Acclaimed British director has once again brought his stylistic heft to bear in this adaptation of JG Ballard’s 1975 novel of the same name, but beneath the striking visuals and unsettling tone, there’s frustratingly little of substance.
Tom Hiddleston is Dr. Robert Laing, the new occupant of a 25th floor flat in a striking high-rise building. The building’s lower floors are occupied by working class families, including the volatile Richard Wilder (Luke Evans) and pregnant wife Helen (Elisabeth Moss). As the elevator rises, so does the occupants’ wealth and social status, culminating with the architect himself, Anthony Royal, portrayed by a sneering Jeremy Irons (though when isn’t he sneering?)
With the building established as a microcosm of society, Wheatley proceeds to tear it down. Power outages on the lower floors set off bubbling class tension, and before long it’s all gone a bit post-apocalyptic: riots, rape and competitive partying.
Wheatley pulls this off with characteristic stylistic aplomb, the building slowly devolving into a dark echo of Terry Gilliam’s Brazil – completed by the most sinister use of Abba since Mamma Mia! It’s a unique, chaotic world, distinctively Wheatley, continually surprising and exceptionally violent.
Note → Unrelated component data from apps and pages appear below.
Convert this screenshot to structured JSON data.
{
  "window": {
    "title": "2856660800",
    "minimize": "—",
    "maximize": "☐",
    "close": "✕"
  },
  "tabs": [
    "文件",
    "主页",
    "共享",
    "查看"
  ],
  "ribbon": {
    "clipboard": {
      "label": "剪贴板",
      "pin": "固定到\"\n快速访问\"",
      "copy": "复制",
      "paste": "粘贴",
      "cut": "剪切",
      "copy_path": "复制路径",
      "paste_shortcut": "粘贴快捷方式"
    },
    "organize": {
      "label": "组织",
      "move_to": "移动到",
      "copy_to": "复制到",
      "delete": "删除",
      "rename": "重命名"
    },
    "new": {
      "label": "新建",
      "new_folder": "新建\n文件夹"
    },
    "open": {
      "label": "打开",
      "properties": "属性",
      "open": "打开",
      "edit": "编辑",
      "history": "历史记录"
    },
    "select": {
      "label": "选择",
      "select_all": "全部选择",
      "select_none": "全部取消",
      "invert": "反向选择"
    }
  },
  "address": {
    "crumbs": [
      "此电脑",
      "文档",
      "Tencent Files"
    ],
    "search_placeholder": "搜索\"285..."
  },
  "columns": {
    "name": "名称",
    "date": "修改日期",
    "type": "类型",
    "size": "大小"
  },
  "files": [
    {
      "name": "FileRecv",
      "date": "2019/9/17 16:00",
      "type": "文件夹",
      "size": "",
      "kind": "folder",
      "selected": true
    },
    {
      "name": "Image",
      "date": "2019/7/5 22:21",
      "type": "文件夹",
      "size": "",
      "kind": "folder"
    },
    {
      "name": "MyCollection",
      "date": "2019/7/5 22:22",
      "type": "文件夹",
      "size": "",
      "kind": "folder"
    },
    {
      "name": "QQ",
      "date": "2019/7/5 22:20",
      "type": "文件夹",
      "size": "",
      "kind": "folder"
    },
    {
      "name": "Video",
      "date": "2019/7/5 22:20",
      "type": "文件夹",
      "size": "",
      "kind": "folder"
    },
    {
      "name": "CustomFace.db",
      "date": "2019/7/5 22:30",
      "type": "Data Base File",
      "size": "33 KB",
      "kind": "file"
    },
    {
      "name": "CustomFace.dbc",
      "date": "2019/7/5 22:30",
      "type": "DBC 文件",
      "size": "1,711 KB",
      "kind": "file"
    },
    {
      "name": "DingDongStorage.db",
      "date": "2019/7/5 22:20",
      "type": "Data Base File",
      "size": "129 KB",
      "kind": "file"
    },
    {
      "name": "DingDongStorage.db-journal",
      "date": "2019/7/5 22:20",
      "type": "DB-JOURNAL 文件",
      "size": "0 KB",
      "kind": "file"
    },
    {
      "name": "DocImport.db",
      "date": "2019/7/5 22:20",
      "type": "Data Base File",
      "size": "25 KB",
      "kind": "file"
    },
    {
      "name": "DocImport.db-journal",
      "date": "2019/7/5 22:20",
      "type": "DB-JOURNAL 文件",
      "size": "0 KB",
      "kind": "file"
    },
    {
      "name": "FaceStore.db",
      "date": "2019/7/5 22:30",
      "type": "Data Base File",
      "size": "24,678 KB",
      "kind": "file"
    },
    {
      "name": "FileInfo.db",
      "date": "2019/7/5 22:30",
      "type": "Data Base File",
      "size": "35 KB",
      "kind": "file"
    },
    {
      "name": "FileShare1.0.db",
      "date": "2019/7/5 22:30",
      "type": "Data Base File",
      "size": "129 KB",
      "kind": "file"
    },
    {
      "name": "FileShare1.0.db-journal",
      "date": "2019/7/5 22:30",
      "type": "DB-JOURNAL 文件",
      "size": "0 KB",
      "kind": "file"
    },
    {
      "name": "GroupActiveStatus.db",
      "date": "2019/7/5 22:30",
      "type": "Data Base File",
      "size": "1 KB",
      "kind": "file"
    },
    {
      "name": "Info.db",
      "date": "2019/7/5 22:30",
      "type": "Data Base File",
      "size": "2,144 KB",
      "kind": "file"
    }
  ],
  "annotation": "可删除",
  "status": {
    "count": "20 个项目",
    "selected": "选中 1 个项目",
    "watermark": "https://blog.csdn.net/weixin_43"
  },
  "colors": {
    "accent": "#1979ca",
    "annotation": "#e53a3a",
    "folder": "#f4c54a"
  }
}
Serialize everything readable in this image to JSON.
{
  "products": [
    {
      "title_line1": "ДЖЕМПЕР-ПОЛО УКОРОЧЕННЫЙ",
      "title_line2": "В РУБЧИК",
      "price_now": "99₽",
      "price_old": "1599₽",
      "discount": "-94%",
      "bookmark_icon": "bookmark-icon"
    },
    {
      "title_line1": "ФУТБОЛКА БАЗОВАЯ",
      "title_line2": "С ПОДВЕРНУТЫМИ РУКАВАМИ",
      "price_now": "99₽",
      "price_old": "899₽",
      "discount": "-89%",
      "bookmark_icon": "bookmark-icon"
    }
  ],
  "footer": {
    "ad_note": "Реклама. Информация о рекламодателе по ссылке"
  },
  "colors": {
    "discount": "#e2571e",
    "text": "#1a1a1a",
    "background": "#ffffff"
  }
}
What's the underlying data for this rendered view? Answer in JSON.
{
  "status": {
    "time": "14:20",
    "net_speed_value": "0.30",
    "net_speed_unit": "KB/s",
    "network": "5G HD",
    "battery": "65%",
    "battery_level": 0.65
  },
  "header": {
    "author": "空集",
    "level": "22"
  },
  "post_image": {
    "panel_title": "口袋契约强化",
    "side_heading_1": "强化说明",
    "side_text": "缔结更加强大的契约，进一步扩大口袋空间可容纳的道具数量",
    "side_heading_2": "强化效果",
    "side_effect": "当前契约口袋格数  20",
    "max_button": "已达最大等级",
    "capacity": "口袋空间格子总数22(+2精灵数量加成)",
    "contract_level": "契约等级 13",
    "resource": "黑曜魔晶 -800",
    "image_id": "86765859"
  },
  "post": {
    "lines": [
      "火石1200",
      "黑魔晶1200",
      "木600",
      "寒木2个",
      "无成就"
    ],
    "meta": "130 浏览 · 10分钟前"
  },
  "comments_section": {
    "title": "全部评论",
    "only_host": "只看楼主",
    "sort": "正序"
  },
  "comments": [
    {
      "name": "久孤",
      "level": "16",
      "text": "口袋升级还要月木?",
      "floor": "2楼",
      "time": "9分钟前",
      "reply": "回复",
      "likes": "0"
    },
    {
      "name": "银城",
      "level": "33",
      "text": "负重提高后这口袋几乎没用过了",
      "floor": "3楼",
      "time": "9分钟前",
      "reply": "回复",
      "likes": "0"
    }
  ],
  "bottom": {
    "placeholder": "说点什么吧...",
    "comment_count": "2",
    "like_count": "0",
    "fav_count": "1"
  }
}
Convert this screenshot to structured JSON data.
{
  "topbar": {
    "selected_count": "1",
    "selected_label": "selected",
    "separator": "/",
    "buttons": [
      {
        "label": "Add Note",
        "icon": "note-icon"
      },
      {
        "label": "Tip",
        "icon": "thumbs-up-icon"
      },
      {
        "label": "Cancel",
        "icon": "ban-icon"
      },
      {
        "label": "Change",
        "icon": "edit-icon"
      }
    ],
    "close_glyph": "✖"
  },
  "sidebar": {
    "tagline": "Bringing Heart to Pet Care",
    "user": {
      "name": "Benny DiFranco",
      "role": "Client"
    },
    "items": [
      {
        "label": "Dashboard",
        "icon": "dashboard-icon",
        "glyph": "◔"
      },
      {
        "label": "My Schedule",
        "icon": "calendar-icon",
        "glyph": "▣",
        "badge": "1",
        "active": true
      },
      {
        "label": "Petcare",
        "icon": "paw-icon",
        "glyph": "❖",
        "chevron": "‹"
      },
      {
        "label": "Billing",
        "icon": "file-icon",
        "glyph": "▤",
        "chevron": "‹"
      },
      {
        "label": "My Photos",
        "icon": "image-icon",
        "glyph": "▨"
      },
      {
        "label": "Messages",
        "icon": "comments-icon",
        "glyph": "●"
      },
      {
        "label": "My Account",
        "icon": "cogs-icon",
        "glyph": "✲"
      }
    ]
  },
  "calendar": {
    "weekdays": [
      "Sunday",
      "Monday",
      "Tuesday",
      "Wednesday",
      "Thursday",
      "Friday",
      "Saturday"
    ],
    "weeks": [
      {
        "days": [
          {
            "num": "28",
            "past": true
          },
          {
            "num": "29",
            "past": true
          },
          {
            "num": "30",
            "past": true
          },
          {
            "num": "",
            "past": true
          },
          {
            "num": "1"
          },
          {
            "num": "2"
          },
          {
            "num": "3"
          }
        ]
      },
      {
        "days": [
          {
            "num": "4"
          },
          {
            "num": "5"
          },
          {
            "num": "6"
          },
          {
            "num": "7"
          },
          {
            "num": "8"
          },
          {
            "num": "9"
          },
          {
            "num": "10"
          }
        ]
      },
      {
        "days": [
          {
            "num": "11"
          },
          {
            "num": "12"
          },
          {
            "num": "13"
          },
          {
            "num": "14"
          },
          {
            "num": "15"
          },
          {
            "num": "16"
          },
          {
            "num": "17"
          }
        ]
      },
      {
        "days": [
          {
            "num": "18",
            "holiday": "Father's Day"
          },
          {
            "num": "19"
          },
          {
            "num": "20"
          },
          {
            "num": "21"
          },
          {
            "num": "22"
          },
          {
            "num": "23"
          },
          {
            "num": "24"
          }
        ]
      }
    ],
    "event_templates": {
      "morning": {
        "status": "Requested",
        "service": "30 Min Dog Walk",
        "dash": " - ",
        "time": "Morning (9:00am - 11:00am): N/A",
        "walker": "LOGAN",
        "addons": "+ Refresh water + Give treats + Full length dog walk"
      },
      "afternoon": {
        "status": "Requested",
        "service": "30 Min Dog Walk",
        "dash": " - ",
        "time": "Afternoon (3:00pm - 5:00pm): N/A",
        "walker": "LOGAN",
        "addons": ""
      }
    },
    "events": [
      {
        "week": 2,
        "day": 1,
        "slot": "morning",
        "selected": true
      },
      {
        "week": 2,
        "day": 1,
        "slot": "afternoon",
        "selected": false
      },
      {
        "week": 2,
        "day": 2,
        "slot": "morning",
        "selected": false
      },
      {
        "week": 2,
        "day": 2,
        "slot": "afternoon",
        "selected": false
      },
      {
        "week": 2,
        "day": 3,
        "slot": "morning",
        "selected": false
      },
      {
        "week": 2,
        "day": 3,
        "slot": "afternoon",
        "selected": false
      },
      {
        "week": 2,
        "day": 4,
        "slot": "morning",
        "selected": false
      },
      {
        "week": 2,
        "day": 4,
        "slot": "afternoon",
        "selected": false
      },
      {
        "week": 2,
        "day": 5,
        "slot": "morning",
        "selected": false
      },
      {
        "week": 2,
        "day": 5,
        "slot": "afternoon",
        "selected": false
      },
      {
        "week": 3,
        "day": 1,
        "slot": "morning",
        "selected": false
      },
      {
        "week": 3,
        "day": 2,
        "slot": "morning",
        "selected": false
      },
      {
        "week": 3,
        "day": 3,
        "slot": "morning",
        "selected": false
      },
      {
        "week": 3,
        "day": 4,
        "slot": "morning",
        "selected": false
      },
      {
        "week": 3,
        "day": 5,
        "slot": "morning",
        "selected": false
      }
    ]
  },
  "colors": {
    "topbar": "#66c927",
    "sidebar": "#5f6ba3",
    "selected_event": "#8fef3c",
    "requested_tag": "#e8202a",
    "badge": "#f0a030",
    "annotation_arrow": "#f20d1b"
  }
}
Unfortunately, style alone can’t carry the film. Little is laid out explicitly, even in the extended section of the film before the community’s collapse, leaving those without a synopsis in mind going in likely to remain confused to the end. Social commentary is strictly of the bludgeon-you-round-the-head-with-it variety, while the script, by Wheatley’s wife and regular collaborator Amy Jump, struggles to marshall its sprawling cast.
The result is a disjointed, messy film, interrupted by too-infrequent moments of lunatic genius. The cast all do their best to keep up, turning in game performances that mostly live up to the madness growing around them. Evans in particular proves that he’s capable of far more than his blockbuster background might suggest, but others, such as Reece Shearsmith, are hardly given enough to screen time for audiences to remember them at all.
Wheatley has proven himself capable of striking visual and sonic achievement again and again, but too often these moments simply have too little structure to hang on. High-Rise is a frustrating failure then: fragmentary genius, lurching from moment to moment, never settling enough to tell a story, develop its characters or simply tie it all together.
Words by Dominic Preston
High-Rise screens at the BFI London Film Festival on the 9th and 11th October.